Their union, which came two years after previous merger talks collapsed, still awaits regulatory approval.


The British-based Glaxo Wellcome and SmithKline Beecham have long pondered a deal, but the apparent success of Pfizer's hostile bid for Warner-Lambert gave new impetus to the idea, said Kevin Wilson, an analyst at Salomon Smith Barney in London.


"Pfizer-Warner-Lambert has acted as a catalyst,'' he said. "I could easily imagine them saying, 'Look, this is a good idea. We might as well get on with it now.'"


Glaxo SmithKline would have worldwide pharmaceutical sales of an estimated $15 billion, based on 1998 annual figures. But a combined Pfizer-Warner-Lambert would be close behind with a 6.7 percent market share, Wilson said.


As firms grow, drugmakers such as Eli Lilly, Schering-Plough, Bristol-Meyers Squibb, Novartis, Roche and American Home Products are all seen as candidates for consolidation.


American Home Products has failed three times to combine with other drug companies and looks like an increasingly attractive takeover target for a European company, such as Bayer, that might be aiming to expand its U.S. pharmaceuticals business, said Andy Penman, an analyst at London brokerage Greig Middleton.


Even Merck, which has sworn off mergers in the past, might have its hand forced if it wants to keep up with more financially powerful rivals.
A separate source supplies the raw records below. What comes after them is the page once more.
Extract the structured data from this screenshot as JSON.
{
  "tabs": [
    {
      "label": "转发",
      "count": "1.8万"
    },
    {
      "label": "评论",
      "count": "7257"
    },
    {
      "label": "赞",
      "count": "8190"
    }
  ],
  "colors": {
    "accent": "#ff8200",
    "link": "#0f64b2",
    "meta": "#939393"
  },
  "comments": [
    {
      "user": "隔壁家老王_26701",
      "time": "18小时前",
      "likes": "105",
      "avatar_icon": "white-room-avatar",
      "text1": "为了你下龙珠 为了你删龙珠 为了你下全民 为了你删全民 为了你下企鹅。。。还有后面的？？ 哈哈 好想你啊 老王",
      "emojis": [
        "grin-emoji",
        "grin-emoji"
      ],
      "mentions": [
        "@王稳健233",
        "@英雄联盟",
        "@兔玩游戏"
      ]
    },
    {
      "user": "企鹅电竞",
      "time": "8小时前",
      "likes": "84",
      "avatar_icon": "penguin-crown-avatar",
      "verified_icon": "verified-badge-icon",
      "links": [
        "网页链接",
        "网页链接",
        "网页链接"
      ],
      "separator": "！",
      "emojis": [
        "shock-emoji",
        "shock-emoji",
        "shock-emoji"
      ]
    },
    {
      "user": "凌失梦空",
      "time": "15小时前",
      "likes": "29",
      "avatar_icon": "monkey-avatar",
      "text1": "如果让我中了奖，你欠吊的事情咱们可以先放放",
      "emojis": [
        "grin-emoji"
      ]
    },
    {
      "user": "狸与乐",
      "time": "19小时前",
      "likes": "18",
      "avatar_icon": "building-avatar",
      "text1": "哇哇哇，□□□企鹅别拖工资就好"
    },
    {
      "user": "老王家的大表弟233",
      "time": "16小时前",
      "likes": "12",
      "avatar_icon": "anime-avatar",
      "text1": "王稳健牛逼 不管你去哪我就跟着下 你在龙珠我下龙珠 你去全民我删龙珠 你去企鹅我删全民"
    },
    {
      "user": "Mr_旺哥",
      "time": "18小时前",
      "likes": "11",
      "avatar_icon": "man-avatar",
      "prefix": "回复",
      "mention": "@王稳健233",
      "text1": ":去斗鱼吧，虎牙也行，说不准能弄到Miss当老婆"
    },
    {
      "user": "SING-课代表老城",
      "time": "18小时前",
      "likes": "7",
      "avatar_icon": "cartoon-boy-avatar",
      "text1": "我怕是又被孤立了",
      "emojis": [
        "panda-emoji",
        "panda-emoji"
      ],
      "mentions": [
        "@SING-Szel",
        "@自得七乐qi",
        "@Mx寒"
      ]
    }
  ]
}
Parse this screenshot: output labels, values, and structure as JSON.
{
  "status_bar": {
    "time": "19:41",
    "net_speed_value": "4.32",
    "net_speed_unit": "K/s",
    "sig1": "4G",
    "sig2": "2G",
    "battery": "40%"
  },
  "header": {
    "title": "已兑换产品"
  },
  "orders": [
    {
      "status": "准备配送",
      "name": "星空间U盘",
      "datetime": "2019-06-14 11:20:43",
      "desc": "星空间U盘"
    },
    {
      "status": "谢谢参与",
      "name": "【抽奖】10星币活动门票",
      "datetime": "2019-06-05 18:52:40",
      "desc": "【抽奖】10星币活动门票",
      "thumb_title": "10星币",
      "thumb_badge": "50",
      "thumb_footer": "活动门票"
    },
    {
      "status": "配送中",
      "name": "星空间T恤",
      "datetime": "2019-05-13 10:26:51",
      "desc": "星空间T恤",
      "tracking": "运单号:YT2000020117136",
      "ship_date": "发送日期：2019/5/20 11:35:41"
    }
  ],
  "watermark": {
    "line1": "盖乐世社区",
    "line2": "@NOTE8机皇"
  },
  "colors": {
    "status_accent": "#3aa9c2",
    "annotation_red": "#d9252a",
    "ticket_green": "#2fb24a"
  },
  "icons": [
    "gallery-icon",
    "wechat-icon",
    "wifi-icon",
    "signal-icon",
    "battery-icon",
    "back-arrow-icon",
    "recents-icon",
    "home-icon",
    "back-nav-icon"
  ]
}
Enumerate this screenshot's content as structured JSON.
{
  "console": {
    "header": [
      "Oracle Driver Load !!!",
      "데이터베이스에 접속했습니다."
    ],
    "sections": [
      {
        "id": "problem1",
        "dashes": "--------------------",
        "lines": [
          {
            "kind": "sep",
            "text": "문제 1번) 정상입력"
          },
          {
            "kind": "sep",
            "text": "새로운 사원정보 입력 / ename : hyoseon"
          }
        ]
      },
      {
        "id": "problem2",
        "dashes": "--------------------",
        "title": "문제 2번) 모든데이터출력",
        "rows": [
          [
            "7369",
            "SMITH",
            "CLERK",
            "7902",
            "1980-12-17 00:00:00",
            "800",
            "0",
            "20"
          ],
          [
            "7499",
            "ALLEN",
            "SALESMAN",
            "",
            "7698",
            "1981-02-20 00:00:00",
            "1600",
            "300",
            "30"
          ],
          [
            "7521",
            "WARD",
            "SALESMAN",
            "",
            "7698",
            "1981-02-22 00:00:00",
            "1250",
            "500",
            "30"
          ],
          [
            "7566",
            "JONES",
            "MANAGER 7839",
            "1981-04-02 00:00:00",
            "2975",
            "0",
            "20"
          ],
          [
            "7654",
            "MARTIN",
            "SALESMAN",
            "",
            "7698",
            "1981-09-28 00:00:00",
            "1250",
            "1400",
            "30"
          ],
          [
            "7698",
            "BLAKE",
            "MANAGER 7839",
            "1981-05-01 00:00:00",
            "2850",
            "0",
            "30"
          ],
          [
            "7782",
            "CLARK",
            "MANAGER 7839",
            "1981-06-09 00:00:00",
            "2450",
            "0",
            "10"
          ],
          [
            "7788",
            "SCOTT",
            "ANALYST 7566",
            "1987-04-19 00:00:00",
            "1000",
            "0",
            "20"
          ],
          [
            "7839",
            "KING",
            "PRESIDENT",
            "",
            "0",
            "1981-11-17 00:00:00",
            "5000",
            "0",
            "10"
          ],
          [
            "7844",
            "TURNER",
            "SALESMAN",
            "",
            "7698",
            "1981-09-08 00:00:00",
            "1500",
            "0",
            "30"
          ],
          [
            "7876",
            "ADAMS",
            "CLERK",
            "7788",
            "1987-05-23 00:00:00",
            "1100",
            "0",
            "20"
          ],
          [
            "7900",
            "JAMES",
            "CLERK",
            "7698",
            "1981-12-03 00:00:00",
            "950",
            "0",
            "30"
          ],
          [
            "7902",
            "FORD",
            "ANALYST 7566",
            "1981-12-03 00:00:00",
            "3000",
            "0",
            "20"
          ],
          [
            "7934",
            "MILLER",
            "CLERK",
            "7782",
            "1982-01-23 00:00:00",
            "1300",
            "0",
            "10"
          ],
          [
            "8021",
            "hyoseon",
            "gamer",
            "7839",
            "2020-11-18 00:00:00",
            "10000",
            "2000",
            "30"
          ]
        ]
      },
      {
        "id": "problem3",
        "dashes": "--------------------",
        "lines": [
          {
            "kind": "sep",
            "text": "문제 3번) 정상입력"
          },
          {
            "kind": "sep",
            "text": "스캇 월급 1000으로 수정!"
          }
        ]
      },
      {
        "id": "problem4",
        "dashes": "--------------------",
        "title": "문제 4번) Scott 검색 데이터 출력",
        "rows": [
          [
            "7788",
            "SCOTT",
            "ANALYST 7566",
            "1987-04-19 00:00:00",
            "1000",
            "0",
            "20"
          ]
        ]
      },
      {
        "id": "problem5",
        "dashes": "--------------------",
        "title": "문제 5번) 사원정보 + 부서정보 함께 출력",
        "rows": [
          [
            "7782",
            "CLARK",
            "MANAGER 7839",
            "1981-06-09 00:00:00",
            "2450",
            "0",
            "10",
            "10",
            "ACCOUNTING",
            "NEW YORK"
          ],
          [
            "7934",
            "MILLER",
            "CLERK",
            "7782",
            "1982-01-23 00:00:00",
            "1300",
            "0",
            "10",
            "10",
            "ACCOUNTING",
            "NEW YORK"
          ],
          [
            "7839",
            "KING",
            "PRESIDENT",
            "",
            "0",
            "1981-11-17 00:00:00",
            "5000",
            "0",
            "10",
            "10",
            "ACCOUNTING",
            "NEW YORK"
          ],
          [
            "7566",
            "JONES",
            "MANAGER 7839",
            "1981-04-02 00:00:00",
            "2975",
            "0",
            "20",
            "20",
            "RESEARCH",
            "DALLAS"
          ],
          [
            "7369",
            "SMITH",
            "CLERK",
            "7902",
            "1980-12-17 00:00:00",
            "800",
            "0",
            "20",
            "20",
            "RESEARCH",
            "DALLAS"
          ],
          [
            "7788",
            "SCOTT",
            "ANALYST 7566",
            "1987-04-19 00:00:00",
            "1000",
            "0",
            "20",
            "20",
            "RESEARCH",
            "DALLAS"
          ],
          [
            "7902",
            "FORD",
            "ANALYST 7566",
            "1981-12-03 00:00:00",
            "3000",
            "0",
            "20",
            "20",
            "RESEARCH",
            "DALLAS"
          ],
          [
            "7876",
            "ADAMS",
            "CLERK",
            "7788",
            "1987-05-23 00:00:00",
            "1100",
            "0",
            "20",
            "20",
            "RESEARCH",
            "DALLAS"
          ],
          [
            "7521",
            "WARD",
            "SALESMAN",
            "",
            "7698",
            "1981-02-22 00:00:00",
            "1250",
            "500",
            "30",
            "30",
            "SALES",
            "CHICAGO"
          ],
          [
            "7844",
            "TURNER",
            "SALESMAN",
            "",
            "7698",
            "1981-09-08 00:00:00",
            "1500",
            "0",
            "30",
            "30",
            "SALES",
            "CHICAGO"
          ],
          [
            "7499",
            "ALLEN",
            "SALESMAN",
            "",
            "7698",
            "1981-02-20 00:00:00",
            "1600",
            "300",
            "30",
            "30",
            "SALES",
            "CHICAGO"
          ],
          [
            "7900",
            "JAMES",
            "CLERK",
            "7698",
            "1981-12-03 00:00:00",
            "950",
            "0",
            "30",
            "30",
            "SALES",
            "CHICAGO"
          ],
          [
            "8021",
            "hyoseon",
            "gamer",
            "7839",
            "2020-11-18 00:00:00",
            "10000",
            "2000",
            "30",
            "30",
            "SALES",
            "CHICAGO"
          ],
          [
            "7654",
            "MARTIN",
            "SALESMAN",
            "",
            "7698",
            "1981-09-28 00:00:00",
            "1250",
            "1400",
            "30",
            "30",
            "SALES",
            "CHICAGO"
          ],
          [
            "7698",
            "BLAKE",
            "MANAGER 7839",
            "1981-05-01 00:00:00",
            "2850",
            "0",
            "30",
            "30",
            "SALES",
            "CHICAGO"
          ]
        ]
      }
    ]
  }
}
"There's no question that Merck is the best in the business in terms of developing new drugs, but it's going to be very difficult to compete when there are companies with R and D budgets that are twice that of Merck,'' said Shah, the New Jersey-based analyst.